Pull every line containing "Circle" from the entries.

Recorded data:
====
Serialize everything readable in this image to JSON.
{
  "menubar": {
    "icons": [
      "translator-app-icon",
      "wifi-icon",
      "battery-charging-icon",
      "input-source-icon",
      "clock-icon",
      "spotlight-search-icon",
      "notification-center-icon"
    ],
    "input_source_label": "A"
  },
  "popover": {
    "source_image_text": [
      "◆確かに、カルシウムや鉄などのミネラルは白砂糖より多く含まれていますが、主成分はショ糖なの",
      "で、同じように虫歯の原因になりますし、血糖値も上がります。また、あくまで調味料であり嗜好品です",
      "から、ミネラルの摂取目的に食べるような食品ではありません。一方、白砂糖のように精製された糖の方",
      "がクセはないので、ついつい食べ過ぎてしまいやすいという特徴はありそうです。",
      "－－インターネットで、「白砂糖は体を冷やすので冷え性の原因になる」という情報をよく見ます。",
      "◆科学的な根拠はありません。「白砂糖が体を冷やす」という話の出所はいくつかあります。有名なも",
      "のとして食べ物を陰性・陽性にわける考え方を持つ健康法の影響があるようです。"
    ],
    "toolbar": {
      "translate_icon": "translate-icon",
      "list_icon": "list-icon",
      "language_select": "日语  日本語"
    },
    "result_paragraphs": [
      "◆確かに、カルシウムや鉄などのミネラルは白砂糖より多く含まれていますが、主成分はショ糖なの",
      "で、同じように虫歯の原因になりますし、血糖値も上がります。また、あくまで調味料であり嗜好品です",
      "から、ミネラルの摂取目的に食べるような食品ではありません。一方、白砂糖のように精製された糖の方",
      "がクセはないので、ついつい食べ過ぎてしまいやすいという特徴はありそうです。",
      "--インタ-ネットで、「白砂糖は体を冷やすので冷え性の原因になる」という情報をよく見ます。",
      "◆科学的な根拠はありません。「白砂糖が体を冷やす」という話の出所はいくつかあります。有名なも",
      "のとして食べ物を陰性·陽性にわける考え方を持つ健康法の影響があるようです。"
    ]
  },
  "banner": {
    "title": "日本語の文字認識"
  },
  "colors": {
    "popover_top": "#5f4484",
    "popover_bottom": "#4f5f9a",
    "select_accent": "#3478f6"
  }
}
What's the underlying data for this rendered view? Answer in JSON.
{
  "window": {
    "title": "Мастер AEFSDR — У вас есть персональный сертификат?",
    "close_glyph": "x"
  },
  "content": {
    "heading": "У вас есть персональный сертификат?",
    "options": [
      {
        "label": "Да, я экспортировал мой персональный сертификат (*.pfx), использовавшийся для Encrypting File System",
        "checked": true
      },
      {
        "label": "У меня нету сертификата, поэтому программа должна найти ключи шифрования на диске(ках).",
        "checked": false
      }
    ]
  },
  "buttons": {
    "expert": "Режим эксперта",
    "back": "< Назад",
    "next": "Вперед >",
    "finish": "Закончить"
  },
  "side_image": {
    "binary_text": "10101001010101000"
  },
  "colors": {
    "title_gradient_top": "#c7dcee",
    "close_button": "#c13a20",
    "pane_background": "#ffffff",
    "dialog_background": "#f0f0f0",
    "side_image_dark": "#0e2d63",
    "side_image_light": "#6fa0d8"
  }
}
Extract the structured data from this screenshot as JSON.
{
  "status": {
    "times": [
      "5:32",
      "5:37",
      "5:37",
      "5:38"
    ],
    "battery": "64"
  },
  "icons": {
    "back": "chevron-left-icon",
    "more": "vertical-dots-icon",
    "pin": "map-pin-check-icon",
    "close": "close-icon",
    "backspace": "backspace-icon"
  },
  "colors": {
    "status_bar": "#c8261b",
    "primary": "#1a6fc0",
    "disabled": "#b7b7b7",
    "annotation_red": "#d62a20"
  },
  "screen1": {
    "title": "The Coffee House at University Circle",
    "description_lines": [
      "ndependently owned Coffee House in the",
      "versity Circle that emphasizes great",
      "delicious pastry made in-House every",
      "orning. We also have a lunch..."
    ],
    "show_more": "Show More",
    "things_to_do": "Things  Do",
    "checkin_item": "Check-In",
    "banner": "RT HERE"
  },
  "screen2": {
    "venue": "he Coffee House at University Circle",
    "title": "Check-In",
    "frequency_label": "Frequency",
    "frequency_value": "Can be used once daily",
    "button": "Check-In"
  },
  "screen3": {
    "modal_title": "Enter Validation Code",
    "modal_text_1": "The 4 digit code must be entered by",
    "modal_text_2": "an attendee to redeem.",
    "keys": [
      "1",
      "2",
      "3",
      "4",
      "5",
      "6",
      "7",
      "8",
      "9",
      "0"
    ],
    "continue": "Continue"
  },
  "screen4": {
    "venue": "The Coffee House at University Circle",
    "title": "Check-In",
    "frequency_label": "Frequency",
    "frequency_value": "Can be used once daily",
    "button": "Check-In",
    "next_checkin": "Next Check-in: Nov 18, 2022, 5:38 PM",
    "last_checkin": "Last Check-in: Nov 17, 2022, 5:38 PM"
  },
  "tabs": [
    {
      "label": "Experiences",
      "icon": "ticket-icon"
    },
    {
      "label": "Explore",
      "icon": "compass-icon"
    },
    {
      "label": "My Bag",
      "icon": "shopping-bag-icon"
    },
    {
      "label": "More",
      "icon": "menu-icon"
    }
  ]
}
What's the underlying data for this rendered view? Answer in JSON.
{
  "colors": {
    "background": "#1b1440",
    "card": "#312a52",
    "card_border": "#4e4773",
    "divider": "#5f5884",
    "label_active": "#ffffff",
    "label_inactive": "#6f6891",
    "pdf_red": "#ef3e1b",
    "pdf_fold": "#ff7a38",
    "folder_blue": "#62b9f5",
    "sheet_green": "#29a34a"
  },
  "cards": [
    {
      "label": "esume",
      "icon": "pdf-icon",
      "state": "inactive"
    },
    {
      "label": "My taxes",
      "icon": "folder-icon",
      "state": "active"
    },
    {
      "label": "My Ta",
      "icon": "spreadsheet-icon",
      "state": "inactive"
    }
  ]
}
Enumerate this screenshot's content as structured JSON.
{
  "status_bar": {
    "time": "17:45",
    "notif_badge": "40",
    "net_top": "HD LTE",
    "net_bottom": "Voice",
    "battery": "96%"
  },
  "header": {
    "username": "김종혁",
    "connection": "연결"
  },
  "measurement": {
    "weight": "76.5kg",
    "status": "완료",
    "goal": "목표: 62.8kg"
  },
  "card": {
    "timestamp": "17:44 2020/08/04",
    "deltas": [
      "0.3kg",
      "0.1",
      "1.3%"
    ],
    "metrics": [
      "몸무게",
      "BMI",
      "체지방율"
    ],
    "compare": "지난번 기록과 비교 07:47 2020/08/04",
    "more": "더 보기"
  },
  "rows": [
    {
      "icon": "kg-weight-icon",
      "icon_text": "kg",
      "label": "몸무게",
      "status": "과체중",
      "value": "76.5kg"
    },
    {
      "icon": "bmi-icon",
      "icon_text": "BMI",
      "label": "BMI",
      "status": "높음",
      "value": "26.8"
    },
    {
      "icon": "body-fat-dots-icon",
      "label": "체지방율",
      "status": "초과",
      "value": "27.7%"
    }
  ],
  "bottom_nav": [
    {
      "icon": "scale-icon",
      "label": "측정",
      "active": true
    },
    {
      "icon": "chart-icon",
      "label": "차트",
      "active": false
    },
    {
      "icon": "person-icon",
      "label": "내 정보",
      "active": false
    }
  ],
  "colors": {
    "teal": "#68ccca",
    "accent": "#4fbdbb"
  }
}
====
RESULT OF THE EXERCISE:
    "title": "The Coffee House at University Circle",
      "versity Circle that emphasizes great",
    "venue": "he Coffee House at University Circle",
    "venue": "The Coffee House at University Circle",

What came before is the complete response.